Anyone who has been waiting decades for President Nixon’s 1970s-era War on Cancer to "cure cancer" appreciates that science sometimes seems to proceed at a snail’s pace. As I explained in an article today:
Each year, the U.S. government spends nearly $70 billion on nondefense research and development, including a budget of more than $30 billion for the National Institutes of Health. Yet research on how science is conducted — so-called meta-research — has made clear that a substantial number of published scientific papers fail to move science forward.
In fact, one analysis estimated that as much as 85 percent of biomedical research may be wasted effort. Doing science with such impediments is like driving with the brakes on.
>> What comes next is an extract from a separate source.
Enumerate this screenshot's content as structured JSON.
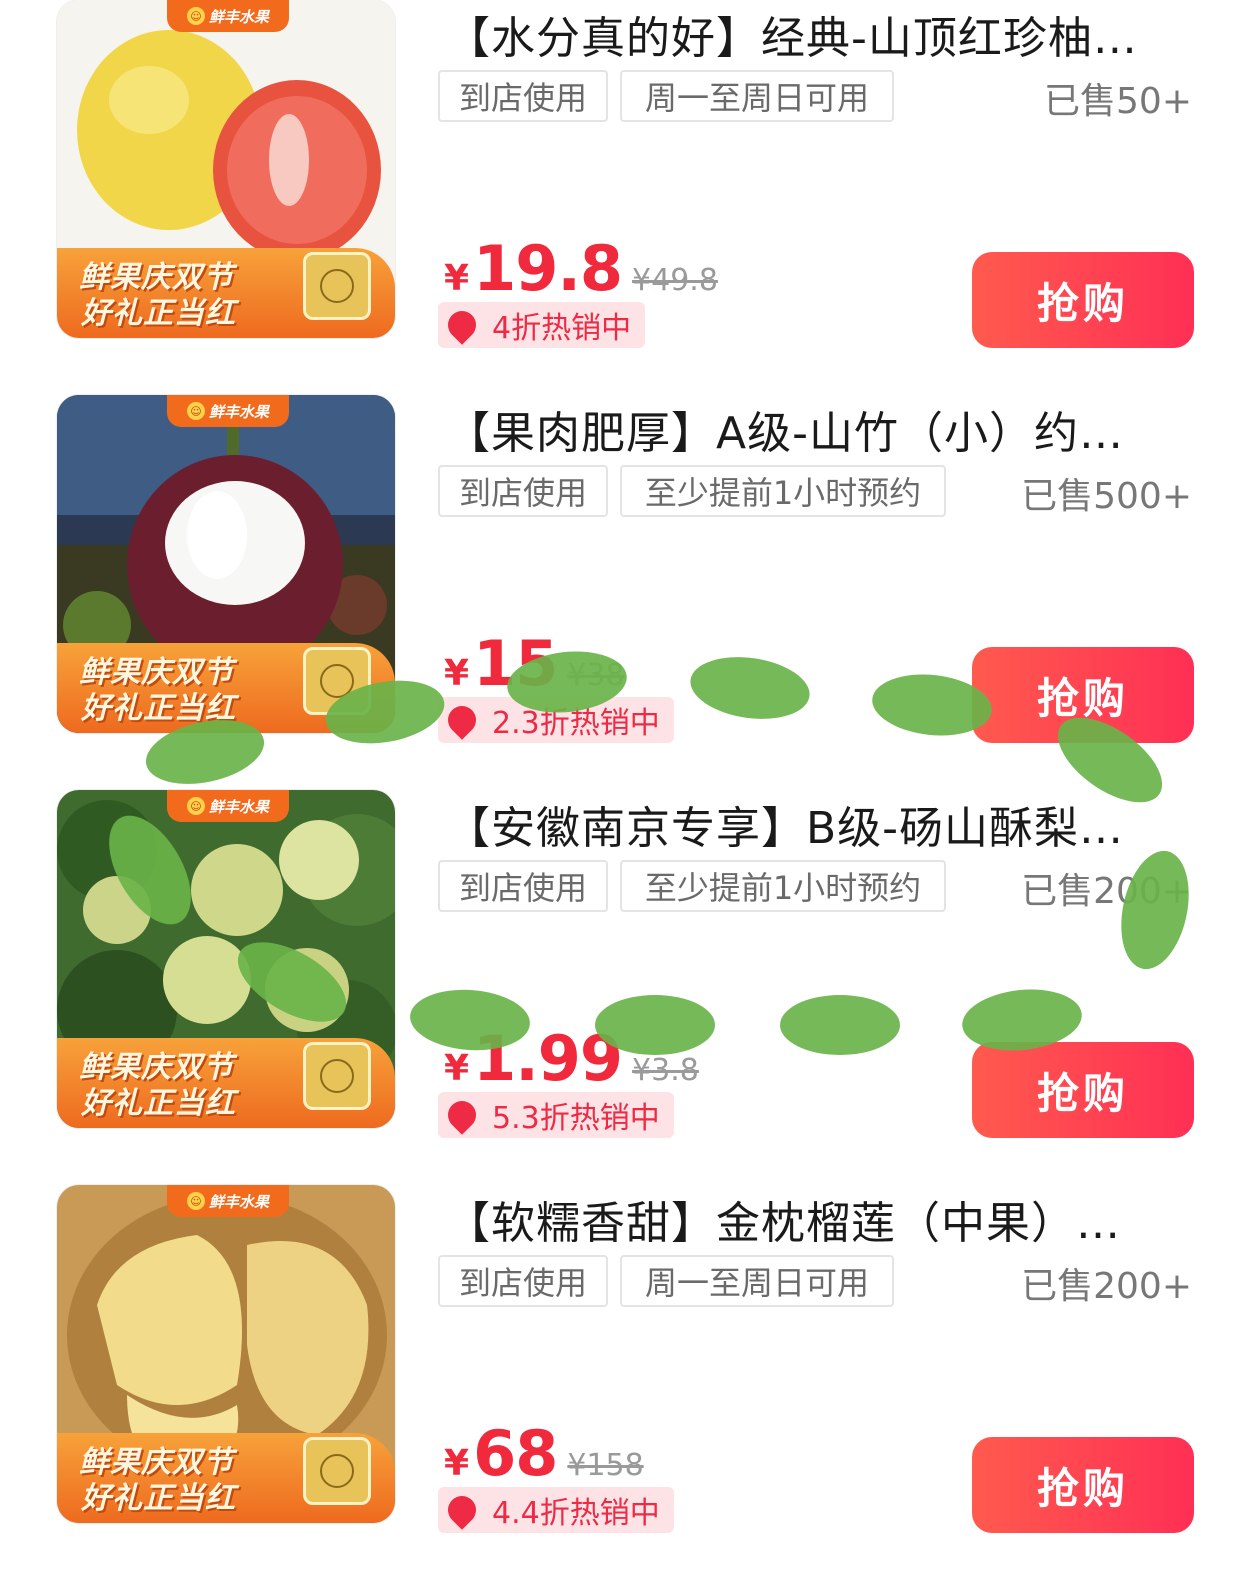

Enter a group of experts on meta-research with a “manifesto” for better and faster science. Led by John Ioannidis, MD, Dsc, director of the Meta-Research Innovation Center at Stanford, the group's list of best practices for science is comprehensive. And it’s not just a list of principles for individual scientists to adhere to. Research institutions, public and private funding agencies, scientific journals and regulatory agencies all need to work together to make science better, say the authors.
The ultimate goal, says Ioannidis is not only to get closer to the truth but to get there faster. Explaining the manifesto, he said:
All these measures are intended to expedite the process of validation — the circle of generating, testing and validating or refuting hypotheses in the scientific machine.
Previously: Research transparency depends on sharing computational tools, says John Ioannidis, Stanford’s John Ioannidis on “underperforming big ideas”, Clinical research’s flaws highlighted by Stanford’s John Ioannidis and On communicating science and uncertainty: A podcast with John Ioannidis
Photo by Leszek Leszczynski